▶ Dataset extract:
====
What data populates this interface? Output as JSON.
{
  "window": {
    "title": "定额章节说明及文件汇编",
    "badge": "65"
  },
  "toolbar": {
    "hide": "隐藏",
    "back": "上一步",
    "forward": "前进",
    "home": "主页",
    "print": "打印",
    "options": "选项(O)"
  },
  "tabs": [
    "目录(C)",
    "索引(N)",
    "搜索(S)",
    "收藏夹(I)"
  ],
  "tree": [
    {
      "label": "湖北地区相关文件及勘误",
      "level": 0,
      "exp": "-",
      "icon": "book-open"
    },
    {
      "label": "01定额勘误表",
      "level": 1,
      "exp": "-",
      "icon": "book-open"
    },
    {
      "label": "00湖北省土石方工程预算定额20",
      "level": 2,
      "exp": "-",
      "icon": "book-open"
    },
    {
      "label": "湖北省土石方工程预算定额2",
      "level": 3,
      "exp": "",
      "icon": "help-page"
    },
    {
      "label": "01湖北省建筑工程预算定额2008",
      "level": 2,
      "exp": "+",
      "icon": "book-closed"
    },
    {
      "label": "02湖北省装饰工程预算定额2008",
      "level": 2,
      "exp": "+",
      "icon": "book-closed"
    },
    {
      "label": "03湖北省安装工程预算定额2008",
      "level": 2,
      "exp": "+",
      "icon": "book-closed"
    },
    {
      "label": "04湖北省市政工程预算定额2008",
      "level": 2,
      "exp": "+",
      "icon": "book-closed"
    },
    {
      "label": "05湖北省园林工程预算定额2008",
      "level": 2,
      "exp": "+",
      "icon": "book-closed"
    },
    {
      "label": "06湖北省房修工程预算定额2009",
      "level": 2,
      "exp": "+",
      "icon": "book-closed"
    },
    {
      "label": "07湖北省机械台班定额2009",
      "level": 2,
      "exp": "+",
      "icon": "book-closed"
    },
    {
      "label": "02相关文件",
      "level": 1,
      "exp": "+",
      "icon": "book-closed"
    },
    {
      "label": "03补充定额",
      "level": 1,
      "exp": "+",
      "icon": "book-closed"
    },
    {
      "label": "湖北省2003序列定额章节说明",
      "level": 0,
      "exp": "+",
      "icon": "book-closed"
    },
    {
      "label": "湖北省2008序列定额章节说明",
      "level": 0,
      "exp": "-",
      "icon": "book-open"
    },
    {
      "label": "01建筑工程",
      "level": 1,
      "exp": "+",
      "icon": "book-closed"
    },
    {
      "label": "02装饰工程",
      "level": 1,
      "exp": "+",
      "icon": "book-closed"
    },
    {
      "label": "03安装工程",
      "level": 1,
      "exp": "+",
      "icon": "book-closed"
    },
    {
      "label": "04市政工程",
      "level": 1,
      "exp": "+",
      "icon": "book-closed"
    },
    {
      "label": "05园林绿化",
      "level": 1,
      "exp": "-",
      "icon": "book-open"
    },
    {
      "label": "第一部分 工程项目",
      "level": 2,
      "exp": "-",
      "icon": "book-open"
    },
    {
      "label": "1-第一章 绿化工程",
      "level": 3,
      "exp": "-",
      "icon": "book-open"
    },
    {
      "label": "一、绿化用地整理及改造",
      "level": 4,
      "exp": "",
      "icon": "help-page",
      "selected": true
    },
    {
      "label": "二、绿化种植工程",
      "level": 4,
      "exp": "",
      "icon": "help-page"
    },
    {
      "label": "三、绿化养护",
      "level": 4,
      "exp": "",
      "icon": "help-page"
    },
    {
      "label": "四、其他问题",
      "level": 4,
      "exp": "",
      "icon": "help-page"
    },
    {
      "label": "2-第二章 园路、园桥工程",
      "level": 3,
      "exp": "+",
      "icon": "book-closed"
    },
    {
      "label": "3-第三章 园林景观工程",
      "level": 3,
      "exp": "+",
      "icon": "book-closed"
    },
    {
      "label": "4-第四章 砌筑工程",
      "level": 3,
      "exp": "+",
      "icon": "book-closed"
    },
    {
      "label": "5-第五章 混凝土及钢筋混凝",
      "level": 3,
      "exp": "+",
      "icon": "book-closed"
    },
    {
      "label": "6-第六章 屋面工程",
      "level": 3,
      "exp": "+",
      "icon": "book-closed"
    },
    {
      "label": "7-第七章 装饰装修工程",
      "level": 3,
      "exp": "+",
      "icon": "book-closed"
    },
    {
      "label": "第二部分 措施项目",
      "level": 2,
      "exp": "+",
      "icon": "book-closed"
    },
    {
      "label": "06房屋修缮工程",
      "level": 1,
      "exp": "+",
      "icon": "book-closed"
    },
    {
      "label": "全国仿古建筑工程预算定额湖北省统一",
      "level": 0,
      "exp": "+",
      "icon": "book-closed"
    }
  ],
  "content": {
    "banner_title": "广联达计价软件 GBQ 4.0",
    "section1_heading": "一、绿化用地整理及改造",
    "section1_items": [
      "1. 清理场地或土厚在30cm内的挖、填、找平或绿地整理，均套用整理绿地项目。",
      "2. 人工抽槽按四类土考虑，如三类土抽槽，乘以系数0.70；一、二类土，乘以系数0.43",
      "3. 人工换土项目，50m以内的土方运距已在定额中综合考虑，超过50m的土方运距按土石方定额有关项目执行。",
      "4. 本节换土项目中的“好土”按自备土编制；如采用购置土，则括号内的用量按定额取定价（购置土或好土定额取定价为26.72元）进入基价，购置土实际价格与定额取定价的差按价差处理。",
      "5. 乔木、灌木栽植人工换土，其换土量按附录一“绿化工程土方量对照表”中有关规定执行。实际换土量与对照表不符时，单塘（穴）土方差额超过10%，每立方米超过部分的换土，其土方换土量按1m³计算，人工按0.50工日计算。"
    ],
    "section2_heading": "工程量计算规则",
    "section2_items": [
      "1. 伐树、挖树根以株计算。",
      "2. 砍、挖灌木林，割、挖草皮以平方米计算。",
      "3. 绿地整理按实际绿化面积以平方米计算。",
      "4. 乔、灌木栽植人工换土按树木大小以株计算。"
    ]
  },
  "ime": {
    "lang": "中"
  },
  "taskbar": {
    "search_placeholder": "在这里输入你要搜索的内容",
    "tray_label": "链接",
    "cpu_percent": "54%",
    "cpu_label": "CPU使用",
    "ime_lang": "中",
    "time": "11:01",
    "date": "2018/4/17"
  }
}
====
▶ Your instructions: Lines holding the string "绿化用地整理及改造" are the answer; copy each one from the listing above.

▶ Answer for the task:
      "label": "一、绿化用地整理及改造",
    "section1_heading": "一、绿化用地整理及改造",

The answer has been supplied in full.